[Items listed in a dataset]
———

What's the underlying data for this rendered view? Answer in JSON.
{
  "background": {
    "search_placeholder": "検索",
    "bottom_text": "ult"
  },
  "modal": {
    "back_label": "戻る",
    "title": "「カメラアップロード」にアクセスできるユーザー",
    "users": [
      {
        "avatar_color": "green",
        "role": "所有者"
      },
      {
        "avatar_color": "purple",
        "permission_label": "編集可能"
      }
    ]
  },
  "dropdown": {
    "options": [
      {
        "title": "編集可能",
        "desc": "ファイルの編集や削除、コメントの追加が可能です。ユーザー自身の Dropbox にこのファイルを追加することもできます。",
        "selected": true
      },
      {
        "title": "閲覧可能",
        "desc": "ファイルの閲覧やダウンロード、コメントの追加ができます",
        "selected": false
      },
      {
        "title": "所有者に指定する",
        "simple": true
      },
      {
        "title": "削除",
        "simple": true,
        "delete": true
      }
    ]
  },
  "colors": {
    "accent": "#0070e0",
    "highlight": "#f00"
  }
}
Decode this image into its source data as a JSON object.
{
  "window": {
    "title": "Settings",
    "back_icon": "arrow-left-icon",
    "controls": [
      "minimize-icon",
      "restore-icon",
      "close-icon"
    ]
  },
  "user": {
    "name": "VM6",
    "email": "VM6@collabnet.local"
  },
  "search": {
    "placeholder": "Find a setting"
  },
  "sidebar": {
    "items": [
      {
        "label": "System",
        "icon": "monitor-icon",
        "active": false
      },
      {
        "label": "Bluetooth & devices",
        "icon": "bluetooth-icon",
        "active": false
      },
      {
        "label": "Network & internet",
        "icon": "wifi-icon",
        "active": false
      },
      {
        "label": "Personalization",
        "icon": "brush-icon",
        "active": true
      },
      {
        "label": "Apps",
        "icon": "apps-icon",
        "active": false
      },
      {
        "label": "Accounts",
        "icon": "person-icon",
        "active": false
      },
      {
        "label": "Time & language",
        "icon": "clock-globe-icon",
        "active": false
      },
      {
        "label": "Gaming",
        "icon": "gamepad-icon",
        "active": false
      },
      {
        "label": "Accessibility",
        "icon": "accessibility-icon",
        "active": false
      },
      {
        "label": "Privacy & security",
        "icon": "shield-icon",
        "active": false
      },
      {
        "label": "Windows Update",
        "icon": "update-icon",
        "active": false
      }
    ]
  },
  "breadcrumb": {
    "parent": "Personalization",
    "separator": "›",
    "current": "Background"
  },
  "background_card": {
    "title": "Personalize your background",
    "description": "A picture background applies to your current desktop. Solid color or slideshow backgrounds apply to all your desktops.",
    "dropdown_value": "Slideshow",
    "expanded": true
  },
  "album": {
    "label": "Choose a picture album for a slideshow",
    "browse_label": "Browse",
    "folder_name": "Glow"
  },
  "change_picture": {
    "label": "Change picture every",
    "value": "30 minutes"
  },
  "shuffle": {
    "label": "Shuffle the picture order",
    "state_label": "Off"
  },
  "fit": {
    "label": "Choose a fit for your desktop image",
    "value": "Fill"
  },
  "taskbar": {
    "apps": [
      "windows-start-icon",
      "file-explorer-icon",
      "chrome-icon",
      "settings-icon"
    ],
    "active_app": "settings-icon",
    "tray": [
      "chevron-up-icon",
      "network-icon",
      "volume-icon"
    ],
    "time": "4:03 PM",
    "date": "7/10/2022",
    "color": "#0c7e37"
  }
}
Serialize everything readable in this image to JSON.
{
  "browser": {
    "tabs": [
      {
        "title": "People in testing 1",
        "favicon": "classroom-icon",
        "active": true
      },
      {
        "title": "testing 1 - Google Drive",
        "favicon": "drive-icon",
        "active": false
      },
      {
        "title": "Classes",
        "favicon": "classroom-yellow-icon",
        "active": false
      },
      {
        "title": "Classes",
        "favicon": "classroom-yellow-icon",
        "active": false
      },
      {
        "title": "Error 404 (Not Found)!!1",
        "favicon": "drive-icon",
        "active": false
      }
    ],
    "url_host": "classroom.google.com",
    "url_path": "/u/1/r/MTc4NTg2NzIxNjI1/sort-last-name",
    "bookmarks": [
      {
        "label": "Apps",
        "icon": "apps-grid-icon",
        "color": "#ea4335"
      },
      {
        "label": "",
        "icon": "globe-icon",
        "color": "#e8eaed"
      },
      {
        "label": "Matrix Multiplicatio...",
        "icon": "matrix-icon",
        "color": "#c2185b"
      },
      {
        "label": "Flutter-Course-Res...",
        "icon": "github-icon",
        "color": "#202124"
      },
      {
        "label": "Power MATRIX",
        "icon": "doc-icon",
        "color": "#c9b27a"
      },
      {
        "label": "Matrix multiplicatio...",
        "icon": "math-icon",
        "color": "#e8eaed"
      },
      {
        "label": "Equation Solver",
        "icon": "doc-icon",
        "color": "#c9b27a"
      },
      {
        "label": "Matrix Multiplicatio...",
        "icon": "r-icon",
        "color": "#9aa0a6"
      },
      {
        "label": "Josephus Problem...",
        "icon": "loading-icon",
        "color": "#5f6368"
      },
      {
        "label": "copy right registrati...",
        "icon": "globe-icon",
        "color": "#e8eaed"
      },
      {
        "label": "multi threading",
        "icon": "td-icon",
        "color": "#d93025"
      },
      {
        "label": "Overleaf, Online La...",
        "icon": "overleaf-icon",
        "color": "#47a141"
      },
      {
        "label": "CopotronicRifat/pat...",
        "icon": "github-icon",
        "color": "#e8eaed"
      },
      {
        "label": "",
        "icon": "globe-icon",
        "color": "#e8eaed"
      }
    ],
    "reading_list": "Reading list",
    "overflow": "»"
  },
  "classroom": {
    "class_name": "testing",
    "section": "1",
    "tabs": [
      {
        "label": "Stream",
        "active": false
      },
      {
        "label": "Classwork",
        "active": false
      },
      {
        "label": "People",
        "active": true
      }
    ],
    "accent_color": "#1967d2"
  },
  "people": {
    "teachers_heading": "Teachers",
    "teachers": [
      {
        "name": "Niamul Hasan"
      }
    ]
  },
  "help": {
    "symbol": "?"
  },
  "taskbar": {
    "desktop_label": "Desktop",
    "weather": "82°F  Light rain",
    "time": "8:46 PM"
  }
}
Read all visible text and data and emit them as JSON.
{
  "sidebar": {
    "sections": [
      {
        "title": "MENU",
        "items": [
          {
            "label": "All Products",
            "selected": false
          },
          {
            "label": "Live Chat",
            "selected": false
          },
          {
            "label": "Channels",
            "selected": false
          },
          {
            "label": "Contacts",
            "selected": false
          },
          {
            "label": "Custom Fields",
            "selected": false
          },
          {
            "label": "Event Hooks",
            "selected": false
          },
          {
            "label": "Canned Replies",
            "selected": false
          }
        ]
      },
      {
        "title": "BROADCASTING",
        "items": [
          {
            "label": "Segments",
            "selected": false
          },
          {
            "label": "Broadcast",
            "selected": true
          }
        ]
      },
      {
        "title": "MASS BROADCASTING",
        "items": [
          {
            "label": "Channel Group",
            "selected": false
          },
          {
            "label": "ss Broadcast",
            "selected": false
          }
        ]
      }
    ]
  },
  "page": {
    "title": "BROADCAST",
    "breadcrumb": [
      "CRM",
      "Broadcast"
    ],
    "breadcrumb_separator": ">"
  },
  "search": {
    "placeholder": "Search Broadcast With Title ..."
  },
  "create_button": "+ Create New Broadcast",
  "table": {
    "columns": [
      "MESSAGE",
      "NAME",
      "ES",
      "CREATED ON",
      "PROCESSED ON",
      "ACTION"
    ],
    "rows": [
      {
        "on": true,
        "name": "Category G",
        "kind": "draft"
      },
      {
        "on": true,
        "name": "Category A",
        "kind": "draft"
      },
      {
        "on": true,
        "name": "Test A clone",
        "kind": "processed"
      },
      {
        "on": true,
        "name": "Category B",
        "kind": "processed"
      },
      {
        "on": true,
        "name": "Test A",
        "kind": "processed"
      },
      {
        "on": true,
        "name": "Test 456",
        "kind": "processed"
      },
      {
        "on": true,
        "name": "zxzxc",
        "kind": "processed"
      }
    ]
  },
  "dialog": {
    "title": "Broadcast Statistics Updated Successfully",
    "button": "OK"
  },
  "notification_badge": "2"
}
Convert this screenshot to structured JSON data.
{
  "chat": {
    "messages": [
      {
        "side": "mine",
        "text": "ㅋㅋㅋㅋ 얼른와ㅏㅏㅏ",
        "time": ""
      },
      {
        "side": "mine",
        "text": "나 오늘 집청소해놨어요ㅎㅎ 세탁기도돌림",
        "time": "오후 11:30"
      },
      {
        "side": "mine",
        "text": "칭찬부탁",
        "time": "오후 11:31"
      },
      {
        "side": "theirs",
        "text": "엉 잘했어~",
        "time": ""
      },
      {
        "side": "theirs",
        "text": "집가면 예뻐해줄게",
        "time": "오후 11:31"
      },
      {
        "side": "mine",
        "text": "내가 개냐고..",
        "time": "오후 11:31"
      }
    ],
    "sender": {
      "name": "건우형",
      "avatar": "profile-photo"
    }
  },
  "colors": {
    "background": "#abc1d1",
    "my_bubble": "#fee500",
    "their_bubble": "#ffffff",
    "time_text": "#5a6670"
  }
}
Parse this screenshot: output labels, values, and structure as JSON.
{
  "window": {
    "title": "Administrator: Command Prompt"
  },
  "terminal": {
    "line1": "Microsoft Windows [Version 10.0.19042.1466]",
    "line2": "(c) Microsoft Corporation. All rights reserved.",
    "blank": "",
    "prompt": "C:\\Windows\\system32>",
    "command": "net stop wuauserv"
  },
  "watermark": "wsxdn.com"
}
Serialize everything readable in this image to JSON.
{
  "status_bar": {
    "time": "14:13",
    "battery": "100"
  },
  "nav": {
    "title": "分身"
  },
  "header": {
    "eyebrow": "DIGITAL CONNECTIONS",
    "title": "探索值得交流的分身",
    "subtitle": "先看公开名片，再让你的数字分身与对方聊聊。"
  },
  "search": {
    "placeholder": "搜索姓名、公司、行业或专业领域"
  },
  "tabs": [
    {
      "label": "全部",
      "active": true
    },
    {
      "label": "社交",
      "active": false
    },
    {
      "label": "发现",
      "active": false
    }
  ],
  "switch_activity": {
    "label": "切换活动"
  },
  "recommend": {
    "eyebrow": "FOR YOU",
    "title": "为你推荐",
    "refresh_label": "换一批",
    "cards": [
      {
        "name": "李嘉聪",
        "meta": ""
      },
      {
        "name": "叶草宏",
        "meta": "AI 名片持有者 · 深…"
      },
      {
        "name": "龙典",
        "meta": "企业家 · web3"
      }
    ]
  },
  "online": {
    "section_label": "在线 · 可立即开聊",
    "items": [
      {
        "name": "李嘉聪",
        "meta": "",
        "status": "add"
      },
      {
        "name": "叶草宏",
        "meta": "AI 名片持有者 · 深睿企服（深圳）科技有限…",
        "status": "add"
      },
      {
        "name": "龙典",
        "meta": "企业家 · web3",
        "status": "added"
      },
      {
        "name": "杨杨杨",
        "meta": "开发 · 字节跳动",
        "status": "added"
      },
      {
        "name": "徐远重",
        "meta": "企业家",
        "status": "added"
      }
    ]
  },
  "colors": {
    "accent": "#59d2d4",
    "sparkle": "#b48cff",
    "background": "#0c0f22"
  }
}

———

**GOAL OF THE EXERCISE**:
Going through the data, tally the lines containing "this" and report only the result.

**EXERCISE OUTPUT**:
6